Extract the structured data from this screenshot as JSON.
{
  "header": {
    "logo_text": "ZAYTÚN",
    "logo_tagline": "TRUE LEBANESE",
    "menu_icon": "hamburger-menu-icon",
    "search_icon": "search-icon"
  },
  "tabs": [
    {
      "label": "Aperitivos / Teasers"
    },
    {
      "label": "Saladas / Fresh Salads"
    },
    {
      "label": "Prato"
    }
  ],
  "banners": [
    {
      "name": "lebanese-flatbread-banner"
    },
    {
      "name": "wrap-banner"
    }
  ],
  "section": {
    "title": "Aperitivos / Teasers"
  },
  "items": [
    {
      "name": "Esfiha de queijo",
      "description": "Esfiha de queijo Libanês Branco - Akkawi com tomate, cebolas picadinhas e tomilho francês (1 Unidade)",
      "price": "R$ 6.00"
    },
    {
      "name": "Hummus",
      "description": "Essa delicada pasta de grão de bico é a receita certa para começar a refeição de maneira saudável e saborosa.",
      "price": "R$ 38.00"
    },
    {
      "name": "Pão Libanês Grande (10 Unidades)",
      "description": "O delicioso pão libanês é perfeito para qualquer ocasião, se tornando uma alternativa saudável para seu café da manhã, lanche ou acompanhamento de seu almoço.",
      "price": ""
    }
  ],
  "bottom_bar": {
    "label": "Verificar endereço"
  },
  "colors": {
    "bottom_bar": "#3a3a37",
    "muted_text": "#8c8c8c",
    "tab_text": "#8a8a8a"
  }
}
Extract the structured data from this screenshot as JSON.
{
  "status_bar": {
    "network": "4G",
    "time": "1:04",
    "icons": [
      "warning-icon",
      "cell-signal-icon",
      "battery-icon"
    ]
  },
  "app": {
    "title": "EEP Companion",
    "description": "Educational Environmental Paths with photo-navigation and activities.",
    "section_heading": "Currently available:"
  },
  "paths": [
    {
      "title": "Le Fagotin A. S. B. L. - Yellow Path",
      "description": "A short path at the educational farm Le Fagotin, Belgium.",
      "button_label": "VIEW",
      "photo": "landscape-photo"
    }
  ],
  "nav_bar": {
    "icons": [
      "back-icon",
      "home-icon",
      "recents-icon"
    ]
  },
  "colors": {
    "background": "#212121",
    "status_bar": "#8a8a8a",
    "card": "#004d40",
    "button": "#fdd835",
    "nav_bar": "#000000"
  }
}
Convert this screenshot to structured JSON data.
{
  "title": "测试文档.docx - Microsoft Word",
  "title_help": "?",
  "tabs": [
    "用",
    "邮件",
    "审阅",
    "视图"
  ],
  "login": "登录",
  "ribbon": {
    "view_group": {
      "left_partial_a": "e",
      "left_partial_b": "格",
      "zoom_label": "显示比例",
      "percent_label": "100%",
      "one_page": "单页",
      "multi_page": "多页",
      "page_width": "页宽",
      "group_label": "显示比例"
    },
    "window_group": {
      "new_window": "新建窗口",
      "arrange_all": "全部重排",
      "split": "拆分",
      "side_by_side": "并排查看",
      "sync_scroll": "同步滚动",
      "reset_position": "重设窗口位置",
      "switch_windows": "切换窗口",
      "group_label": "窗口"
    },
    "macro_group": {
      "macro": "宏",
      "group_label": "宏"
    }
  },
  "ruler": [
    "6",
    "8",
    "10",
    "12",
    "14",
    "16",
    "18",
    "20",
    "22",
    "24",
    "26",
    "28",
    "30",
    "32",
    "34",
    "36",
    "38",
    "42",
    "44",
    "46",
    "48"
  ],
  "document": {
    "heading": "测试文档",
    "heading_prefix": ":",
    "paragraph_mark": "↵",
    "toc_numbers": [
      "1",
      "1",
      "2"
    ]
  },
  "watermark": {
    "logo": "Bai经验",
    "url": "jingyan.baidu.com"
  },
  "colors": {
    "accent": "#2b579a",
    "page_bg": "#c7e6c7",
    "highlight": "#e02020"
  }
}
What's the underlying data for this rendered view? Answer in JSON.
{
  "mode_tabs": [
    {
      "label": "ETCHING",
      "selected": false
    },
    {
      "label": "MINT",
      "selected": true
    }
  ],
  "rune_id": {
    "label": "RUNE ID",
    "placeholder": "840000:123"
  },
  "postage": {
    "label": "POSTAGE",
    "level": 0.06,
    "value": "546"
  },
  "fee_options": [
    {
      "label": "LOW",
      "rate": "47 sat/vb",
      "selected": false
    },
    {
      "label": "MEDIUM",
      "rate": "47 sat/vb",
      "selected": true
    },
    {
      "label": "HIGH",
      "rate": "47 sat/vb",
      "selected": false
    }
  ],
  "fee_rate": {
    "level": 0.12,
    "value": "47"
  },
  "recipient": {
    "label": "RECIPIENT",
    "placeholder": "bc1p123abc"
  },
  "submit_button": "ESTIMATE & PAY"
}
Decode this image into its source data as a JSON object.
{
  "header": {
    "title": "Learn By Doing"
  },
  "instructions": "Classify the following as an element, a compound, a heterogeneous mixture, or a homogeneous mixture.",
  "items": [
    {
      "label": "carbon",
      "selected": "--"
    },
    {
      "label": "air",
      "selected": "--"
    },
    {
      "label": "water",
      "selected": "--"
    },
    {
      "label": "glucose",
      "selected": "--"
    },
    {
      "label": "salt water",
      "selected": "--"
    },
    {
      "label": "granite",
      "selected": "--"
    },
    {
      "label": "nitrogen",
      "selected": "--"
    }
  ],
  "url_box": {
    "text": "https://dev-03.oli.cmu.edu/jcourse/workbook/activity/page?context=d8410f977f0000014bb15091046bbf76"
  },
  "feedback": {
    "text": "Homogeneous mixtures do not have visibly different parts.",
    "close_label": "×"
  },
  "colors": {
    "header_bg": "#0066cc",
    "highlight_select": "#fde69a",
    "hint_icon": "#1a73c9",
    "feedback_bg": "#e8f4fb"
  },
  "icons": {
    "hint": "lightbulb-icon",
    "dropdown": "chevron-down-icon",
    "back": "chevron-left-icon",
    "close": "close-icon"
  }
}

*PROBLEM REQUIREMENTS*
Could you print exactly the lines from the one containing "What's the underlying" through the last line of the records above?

*ANSWER BELOW*
What's the underlying data for this rendered view? Answer in JSON.
{
  "mode_tabs": [
    {
      "label": "ETCHING",
      "selected": false
    },
    {
      "label": "MINT",
      "selected": true
    }
  ],
  "rune_id": {
    "label": "RUNE ID",
    "placeholder": "840000:123"
  },
  "postage": {
    "label": "POSTAGE",
    "level": 0.06,
    "value": "546"
  },
  "fee_options": [
    {
      "label": "LOW",
      "rate": "47 sat/vb",
      "selected": false
    },
    {
      "label": "MEDIUM",
      "rate": "47 sat/vb",
      "selected": true
    },
    {
      "label": "HIGH",
      "rate": "47 sat/vb",
      "selected": false
    }
  ],
  "fee_rate": {
    "level": 0.12,
    "value": "47"
  },
  "recipient": {
    "label": "RECIPIENT",
    "placeholder": "bc1p123abc"
  },
  "submit_button": "ESTIMATE & PAY"
}
Decode this image into its source data as a JSON object.
{
  "header": {
    "title": "Learn By Doing"
  },
  "instructions": "Classify the following as an element, a compound, a heterogeneous mixture, or a homogeneous mixture.",
  "items": [
    {
      "label": "carbon",
      "selected": "--"
    },
    {
      "label": "air",
      "selected": "--"
    },
    {
      "label": "water",
      "selected": "--"
    },
    {
      "label": "glucose",
      "selected": "--"
    },
    {
      "label": "salt water",
      "selected": "--"
    },
    {
      "label": "granite",
      "selected": "--"
    },
    {
      "label": "nitrogen",
      "selected": "--"
    }
  ],
  "url_box": {
    "text": "https://dev-03.oli.cmu.edu/jcourse/workbook/activity/page?context=d8410f977f0000014bb15091046bbf76"
  },
  "feedback": {
    "text": "Homogeneous mixtures do not have visibly different parts.",
    "close_label": "×"
  },
  "colors": {
    "header_bg": "#0066cc",
    "highlight_select": "#fde69a",
    "hint_icon": "#1a73c9",
    "feedback_bg": "#e8f4fb"
  },
  "icons": {
    "hint": "lightbulb-icon",
    "dropdown": "chevron-down-icon",
    "back": "chevron-left-icon",
    "close": "close-icon"
  }
}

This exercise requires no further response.